Given the frantic pace of responding to both a public health crisis and an economic crisis, taking a HiAP approach can seem like one more item on a never-ending to-do list. However, governments, both national and local, that can effectively strengthen their cross-sector collaboration skills and engage all of their agencies in response and recovery activities will be able to foster greater innovation, ensure healthier communities, and build stronger, more resilient societies.

Whether or not the language of the HiAP approach is used, the pandemic has shown the power of this approach to modify established ways of doing things and to create significant change to protect the community’s health.

Cities around the world have responded to the many challenges raised by COVID-19, including mobility, food security and safety, protecting older people and marginalised populations.
One example is converting spaces into pedestrian-friendly liveable streets to bolster small businesses and allow safe distancing.

It is exciting to see the amount of projects with positive implications on determinants of health emerging in the Canterbury region; from long-term collaborative projects like Greater Christchurch 2050 to many other small events and initiatives.
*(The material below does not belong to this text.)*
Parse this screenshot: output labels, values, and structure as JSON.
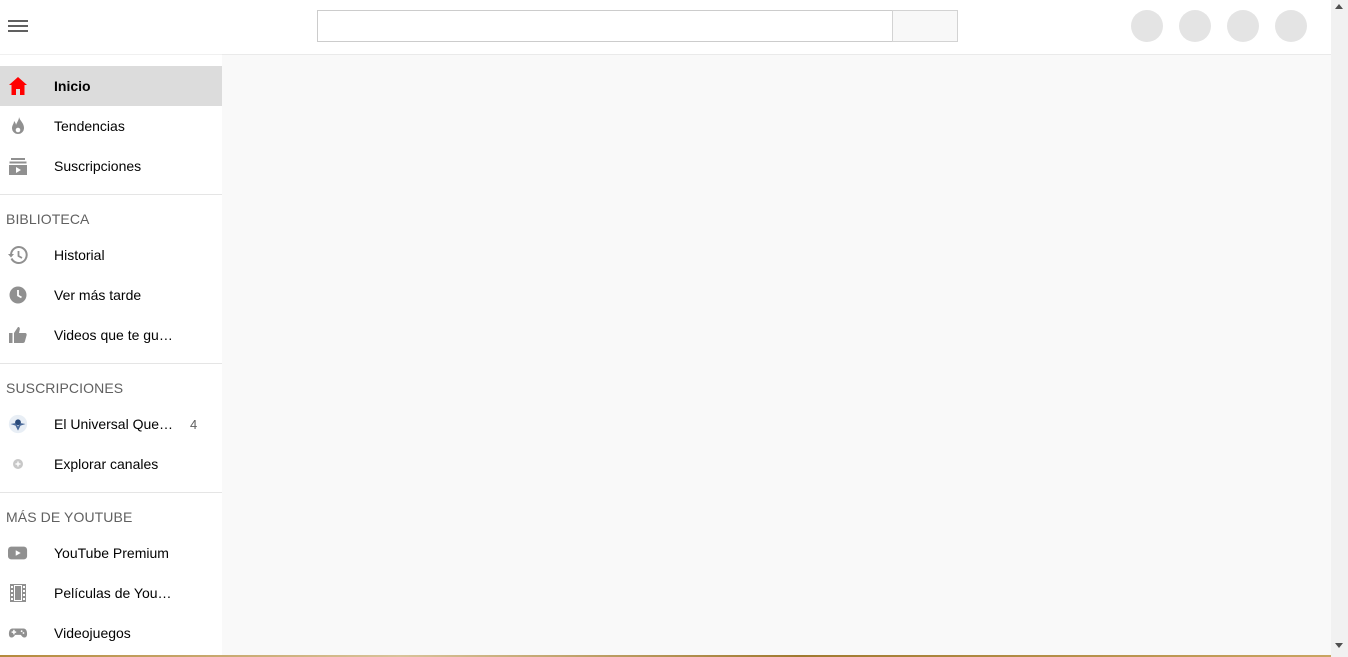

This is a wonderful sign that health and wellbeing is being considered and prioritised – and perhaps even becoming part of business-as-usual for some agencies.

COVID-19 will continue to impact individuals, families and communities for months and possibly years to come. Canterbury is well-positioned to ensure a wellbeing focus continues going forward.

Evon Currie
General Manager
Te Mana Ora Community and Public Health

Read the November 2020 issue of the CDHB Health in All Policies Newsletter online.

In this issue:

  • Setting a vision for Greater Christchurch 2050;
  • "It’s all of us”: Partnership approaches to reducing alcohol-related harm;
  • Measuring disability;
  • Great projects addressing the social determinants of health;
  • Living in poverty was bad for your health before COVID;
  • International Resource: Integrating health in urban and territorial planning;
  • Health websites now available through sponsored data;
  • Connecting: Events, Resources and News; and
  • Broadly Speaking: Last chance for 2020.

Subscribe to the CDHB Health in All Policies Newsletter.

Health in All Policies (HiAP) is a structured approach that systematically takes into account the health implications of decisions, seeks synergies, and avoids harmful health impacts, in order to improve population health and health equity.

Canterbury's Health in All Policies Team is based at Community and Public Health, part of the Canterbury District Health Board.

Healthy Christchurch Champions

  • Canterbury District Health Board
  • Christchurch City Council
  • Environment Canterbury
  • Ministry of Health
  • Ngai Tahu
  • NZ Police
  • Pegasus Health
  • University of Otago, Christchurch